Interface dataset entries
▽

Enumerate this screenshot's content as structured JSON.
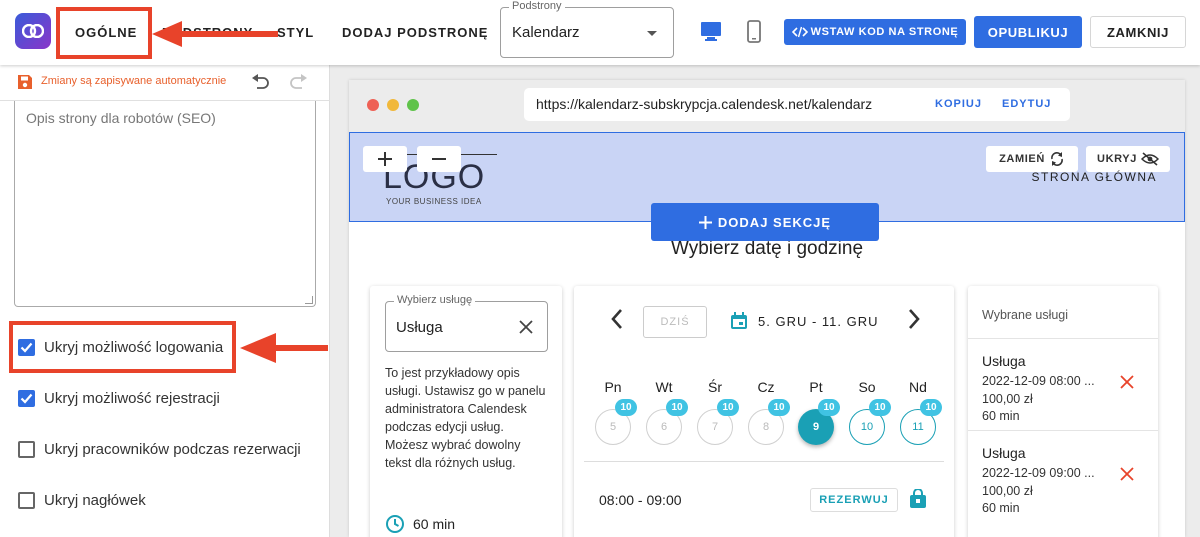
{
  "topbar": {
    "tabs": [
      "OGÓLNE",
      "PODSTRONY",
      "STYL",
      "DODAJ PODSTRONĘ"
    ],
    "subpage_select": {
      "label": "Podstrony",
      "value": "Kalendarz"
    },
    "embed_button": "WSTAW KOD NA STRONĘ",
    "publish_button": "OPUBLIKUJ",
    "close_button": "ZAMKNIJ",
    "accent": "#2f6de1",
    "annotation_color": "#e8432a"
  },
  "left": {
    "autosave": "Zmiany są zapisywane automatycznie",
    "seo_placeholder": "Opis strony dla robotów (SEO)",
    "checks": [
      {
        "label": "Ukryj możliwość logowania",
        "checked": true
      },
      {
        "label": "Ukryj możliwość rejestracji",
        "checked": true
      },
      {
        "label": "Ukryj pracowników podczas rezerwacji",
        "checked": false
      },
      {
        "label": "Ukryj nagłówek",
        "checked": false
      }
    ]
  },
  "preview": {
    "url": "https://kalendarz-subskrypcja.calendesk.net/kalendarz",
    "copy_link": "KOPIUJ",
    "edit_link": "EDYTUJ",
    "logo": "LOGO",
    "logo_sub": "YOUR BUSINESS IDEA",
    "replace_button": "ZAMIEŃ",
    "hide_button": "UKRYJ",
    "home_label": "STRONA GŁÓWNA",
    "add_section": "DODAJ SEKCJĘ",
    "section_title": "Wybierz datę i godzinę",
    "service": {
      "label": "Wybierz usługę",
      "value": "Usługa",
      "description": "To jest przykładowy opis usługi. Ustawisz go w panelu administratora Calendesk podczas edycji usług. Możesz wybrać dowolny tekst dla różnych usług.",
      "duration": "60 min"
    },
    "calendar": {
      "today": "DZIŚ",
      "range": "5. GRU - 11. GRU",
      "days": [
        {
          "name": "Pn",
          "num": "5",
          "badge": "10",
          "state": "past"
        },
        {
          "name": "Wt",
          "num": "6",
          "badge": "10",
          "state": "past"
        },
        {
          "name": "Śr",
          "num": "7",
          "badge": "10",
          "state": "past"
        },
        {
          "name": "Cz",
          "num": "8",
          "badge": "10",
          "state": "past"
        },
        {
          "name": "Pt",
          "num": "9",
          "badge": "10",
          "state": "selected"
        },
        {
          "name": "So",
          "num": "10",
          "badge": "10",
          "state": "available"
        },
        {
          "name": "Nd",
          "num": "11",
          "badge": "10",
          "state": "available"
        }
      ],
      "slot_time": "08:00 - 09:00",
      "reserve": "REZERWUJ"
    },
    "selected": {
      "title": "Wybrane usługi",
      "items": [
        {
          "name": "Usługa",
          "datetime": "2022-12-09 08:00 ...",
          "price": "100,00 zł",
          "duration": "60 min"
        },
        {
          "name": "Usługa",
          "datetime": "2022-12-09 09:00 ...",
          "price": "100,00 zł",
          "duration": "60 min"
        }
      ]
    }
  }
}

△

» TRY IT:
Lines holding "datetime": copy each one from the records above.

» SOLUTION BELOW:
          "datetime": "2022-12-09 08:00 ...",
          "datetime": "2022-12-09 09:00 ...",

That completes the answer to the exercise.